The staff believes that the use of a negative response letter to facilitate the bulk transfer of customer accounts in these situations is appropriate, given the potential risk to investors and costs to firms that could result if firms were required to solicit individual transfer instructions from each customer. The bulk transfer of accounts in these situations also helps minimize interruptions to customers' access to their accounts and the trading markets. The staff recognizes that circumstances may exist outside of the scenarios described above where the use of negative response letters may be appropriate. The staff is prepared to provide guidance on specific situations through NASD's interpretive letter process, as needed. While the use of negative response letters by firms to transfer customer accounts may be appropriate in the situations described above, the staff continues to believe that negative response letters may not be used by registered representatives to transfer customer accounts.
Recommended Disclosures in Negative Response Letters
The staff expects a member seeking to transfer customer accounts using negative response letters to provide account holders, consistent with just and equitable principles of trade under Rule 2110, with adequate time and information to decide whether to object to the transfer. The staff advises members seeking to transfer customer accounts using negative response letters as permitted under this Notice to Members to provide each customer with the following information in the negative response letter:

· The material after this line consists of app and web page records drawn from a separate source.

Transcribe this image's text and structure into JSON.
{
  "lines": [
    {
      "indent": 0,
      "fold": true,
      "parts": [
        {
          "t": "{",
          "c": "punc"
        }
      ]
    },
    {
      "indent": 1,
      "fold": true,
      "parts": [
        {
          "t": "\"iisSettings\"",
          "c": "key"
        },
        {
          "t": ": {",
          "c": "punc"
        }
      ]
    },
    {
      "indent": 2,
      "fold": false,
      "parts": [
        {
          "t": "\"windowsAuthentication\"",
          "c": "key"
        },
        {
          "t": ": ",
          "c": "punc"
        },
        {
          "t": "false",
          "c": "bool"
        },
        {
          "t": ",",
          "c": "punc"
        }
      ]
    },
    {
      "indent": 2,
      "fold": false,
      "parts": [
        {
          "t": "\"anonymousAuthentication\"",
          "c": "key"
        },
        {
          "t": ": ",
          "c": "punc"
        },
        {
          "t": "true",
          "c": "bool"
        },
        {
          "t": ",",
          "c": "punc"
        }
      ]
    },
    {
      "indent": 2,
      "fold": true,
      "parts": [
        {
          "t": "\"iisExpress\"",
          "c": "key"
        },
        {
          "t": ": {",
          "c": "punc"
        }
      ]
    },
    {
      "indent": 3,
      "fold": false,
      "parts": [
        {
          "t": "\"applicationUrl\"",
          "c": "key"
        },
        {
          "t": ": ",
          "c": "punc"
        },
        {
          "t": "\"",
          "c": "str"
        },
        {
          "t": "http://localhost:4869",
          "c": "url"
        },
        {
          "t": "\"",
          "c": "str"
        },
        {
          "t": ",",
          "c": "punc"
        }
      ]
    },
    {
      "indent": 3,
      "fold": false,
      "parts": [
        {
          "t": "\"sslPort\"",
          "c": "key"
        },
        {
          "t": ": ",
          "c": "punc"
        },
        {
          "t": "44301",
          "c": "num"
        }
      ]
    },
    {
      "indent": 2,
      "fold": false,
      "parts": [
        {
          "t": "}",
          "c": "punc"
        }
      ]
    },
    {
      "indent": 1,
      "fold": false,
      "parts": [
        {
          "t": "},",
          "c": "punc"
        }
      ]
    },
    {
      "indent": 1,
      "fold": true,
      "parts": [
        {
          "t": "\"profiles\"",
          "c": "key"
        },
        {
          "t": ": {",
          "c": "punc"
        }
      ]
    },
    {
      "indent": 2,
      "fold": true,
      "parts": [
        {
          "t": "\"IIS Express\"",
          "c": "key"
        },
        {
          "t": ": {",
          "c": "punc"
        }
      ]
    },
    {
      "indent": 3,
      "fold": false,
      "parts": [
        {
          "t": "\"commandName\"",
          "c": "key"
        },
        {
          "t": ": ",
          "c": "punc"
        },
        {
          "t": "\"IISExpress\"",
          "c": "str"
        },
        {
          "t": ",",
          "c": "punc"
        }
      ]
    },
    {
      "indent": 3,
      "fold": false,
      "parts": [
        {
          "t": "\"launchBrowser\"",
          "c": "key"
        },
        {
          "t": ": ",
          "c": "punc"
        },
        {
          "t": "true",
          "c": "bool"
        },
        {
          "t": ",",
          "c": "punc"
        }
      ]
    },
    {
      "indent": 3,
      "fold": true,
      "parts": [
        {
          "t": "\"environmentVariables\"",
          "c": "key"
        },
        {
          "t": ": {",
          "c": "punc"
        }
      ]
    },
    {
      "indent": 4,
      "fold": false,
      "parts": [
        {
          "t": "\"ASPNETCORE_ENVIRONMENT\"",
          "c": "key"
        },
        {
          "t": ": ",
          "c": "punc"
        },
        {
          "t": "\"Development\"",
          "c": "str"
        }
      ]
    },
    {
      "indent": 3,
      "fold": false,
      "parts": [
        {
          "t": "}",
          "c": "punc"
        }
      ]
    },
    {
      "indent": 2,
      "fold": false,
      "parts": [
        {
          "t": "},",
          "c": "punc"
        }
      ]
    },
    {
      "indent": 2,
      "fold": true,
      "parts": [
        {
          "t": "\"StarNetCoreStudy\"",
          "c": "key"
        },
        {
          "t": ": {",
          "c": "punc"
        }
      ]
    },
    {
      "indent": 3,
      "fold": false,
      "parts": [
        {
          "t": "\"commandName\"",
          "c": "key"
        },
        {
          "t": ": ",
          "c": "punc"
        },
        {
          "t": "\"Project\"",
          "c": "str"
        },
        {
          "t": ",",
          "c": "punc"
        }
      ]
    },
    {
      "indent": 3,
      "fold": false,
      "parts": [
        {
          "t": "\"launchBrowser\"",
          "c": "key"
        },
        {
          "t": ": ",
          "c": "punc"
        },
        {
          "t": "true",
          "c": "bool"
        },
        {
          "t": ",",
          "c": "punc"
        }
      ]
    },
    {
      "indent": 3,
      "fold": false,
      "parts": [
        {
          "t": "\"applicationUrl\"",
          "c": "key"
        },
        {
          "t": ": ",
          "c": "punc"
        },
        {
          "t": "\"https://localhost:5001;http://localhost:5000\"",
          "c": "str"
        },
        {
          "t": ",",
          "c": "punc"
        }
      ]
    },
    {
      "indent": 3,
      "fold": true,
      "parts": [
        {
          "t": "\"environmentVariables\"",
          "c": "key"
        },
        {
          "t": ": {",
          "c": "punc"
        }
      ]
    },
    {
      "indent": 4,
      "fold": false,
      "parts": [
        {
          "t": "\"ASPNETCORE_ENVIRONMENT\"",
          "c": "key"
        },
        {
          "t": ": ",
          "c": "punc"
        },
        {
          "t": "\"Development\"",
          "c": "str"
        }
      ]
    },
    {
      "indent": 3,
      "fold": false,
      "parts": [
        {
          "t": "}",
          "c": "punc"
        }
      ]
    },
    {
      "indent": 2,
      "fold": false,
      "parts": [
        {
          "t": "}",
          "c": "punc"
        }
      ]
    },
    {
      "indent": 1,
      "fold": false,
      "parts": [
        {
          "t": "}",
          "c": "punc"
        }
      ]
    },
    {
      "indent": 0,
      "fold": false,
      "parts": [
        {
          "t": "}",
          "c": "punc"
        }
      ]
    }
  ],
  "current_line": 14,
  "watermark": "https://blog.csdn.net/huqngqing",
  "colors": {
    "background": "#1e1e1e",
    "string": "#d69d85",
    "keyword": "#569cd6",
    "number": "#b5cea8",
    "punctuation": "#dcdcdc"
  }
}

Member firms that receive customer accounts pursuant to a transfer by a negative response letter should furnish customers with any applicable customer account information and agreements upon the receipt of the accounts.
Both the transferring and receiving firms in a customer account transfer situation are reminded that the firms must be in full compliance with SEC Regulation S-P. Regulation S-P governs the collection, use, and maintenance by a financial institution of nonpublic personal information of consumers and customers. Unless the transfer is being conducted pursuant to a permitted exception to Regulation S-P, the transferring firm should have reserved the right to transfer customer accounts in its privacy notice that was previously sent to its customers.7 Generally, firms receiving the customer accounts must provide privacy notices upon the establishment of a customer account. Member firms that have questions or require additional information regarding the application of Regulation S-P should consult the Office of the Chief Counsel, Division of Market Regulation, SEC.
1 This Notice to Members does not apply to transfers of special product accounts such as mutual fund or variable annuity accounts, nor does it apply to the transfer of specific securities. Further, certain account transfers may require NASD approval under Rule 1017.
2 A negative response letter generally informs the recipient of the letter of an impending action, and requires the recipient to respond or act within a specified time frame if the recipient objects to the action. If the recipient does not respond, he or she is deemed to have consented to the action.
3 NASD Rule 2510(d)(2) limits the use of negative response letters to situations involving mergers and acquisitions of funds, changes of clearing members, and exchanges of funds used in sweep accounts. Moreover, the rule requires that the negative response letter contain certain disclosures about the funds being exchanged and that the negative response feature will not be activated until at least 30 days after the date on which the letter was mailed.
4 See Notice to Members 00-79,"Riskless Principal Trade Reporting," (November 2000).
5 See Letter to Merit Capital Associates, Inc., from Office of General Counsel, NASD Regulation, Inc. (predecessor to NASD Regulatory Policy and Oversight) dated October 16, 2000.
6 See Exchange Act Rel. No. 42974 (June 22, 2000), 65 Fed. Reg. 40334 (June 29, 2000) ("Privacy of Consumer Financial Information").
7 If applicable, firms must also abide by any opt out notices received from customers.